## Dataset entries
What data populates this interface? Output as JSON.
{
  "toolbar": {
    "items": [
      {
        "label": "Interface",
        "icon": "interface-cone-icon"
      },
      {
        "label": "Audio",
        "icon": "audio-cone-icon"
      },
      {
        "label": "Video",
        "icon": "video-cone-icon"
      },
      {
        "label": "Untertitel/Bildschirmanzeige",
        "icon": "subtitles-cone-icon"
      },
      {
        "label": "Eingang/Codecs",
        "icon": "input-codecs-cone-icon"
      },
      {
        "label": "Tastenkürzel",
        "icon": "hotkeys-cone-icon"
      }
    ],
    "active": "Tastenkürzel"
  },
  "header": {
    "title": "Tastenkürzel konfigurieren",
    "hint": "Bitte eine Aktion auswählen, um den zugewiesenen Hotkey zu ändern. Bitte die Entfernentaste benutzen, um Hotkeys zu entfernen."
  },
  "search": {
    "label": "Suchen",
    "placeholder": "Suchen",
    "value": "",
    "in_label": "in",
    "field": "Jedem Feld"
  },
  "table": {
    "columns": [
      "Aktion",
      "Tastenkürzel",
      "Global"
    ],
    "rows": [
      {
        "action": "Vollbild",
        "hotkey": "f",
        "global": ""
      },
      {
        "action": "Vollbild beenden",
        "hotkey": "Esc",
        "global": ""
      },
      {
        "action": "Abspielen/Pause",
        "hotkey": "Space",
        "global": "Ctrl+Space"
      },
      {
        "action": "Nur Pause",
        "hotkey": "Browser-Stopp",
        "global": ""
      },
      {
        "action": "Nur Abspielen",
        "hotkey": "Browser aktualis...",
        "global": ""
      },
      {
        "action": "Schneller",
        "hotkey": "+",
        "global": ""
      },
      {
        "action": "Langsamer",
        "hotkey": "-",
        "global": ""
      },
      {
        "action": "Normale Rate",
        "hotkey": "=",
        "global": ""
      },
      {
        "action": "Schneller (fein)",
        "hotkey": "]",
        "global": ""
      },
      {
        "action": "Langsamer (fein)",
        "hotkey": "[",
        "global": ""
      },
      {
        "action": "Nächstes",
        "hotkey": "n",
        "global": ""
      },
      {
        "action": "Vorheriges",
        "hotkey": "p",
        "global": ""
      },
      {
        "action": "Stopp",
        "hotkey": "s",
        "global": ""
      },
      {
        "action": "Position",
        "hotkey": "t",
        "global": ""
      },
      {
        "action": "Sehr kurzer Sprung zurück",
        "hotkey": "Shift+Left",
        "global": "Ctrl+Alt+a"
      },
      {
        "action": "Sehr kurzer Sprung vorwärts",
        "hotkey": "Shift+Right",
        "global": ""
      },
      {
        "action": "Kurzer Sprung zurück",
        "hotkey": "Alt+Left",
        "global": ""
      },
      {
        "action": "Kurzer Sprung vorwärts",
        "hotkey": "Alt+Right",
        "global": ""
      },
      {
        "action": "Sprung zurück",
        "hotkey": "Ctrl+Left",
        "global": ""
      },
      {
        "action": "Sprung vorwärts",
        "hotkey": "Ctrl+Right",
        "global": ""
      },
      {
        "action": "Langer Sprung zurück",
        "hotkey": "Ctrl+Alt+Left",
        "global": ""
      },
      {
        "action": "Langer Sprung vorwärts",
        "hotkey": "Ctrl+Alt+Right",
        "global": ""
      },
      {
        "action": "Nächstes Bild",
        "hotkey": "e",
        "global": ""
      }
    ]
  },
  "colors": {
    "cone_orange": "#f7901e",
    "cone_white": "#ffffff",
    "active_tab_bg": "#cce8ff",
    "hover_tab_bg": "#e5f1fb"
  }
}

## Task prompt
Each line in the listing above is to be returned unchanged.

## Exercise response
What data populates this interface? Output as JSON.
{
  "toolbar": {
    "items": [
      {
        "label": "Interface",
        "icon": "interface-cone-icon"
      },
      {
        "label": "Audio",
        "icon": "audio-cone-icon"
      },
      {
        "label": "Video",
        "icon": "video-cone-icon"
      },
      {
        "label": "Untertitel/Bildschirmanzeige",
        "icon": "subtitles-cone-icon"
      },
      {
        "label": "Eingang/Codecs",
        "icon": "input-codecs-cone-icon"
      },
      {
        "label": "Tastenkürzel",
        "icon": "hotkeys-cone-icon"
      }
    ],
    "active": "Tastenkürzel"
  },
  "header": {
    "title": "Tastenkürzel konfigurieren",
    "hint": "Bitte eine Aktion auswählen, um den zugewiesenen Hotkey zu ändern. Bitte die Entfernentaste benutzen, um Hotkeys zu entfernen."
  },
  "search": {
    "label": "Suchen",
    "placeholder": "Suchen",
    "value": "",
    "in_label": "in",
    "field": "Jedem Feld"
  },
  "table": {
    "columns": [
      "Aktion",
      "Tastenkürzel",
      "Global"
    ],
    "rows": [
      {
        "action": "Vollbild",
        "hotkey": "f",
        "global": ""
      },
      {
        "action": "Vollbild beenden",
        "hotkey": "Esc",
        "global": ""
      },
      {
        "action": "Abspielen/Pause",
        "hotkey": "Space",
        "global": "Ctrl+Space"
      },
      {
        "action": "Nur Pause",
        "hotkey": "Browser-Stopp",
        "global": ""
      },
      {
        "action": "Nur Abspielen",
        "hotkey": "Browser aktualis...",
        "global": ""
      },
      {
        "action": "Schneller",
        "hotkey": "+",
        "global": ""
      },
      {
        "action": "Langsamer",
        "hotkey": "-",
        "global": ""
      },
      {
        "action": "Normale Rate",
        "hotkey": "=",
        "global": ""
      },
      {
        "action": "Schneller (fein)",
        "hotkey": "]",
        "global": ""
      },
      {
        "action": "Langsamer (fein)",
        "hotkey": "[",
        "global": ""
      },
      {
        "action": "Nächstes",
        "hotkey": "n",
        "global": ""
      },
      {
        "action": "Vorheriges",
        "hotkey": "p",
        "global": ""
      },
      {
        "action": "Stopp",
        "hotkey": "s",
        "global": ""
      },
      {
        "action": "Position",
        "hotkey": "t",
        "global": ""
      },
      {
        "action": "Sehr kurzer Sprung zurück",
        "hotkey": "Shift+Left",
        "global": "Ctrl+Alt+a"
      },
      {
        "action": "Sehr kurzer Sprung vorwärts",
        "hotkey": "Shift+Right",
        "global": ""
      },
      {
        "action": "Kurzer Sprung zurück",
        "hotkey": "Alt+Left",
        "global": ""
      },
      {
        "action": "Kurzer Sprung vorwärts",
        "hotkey": "Alt+Right",
        "global": ""
      },
      {
        "action": "Sprung zurück",
        "hotkey": "Ctrl+Left",
        "global": ""
      },
      {
        "action": "Sprung vorwärts",
        "hotkey": "Ctrl+Right",
        "global": ""
      },
      {
        "action": "Langer Sprung zurück",
        "hotkey": "Ctrl+Alt+Left",
        "global": ""
      },
      {
        "action": "Langer Sprung vorwärts",
        "hotkey": "Ctrl+Alt+Right",
        "global": ""
      },
      {
        "action": "Nächstes Bild",
        "hotkey": "e",
        "global": ""
      }
    ]
  },
  "colors": {
    "cone_orange": "#f7901e",
    "cone_white": "#ffffff",
    "active_tab_bg": "#cce8ff",
    "hover_tab_bg": "#e5f1fb"
  }
}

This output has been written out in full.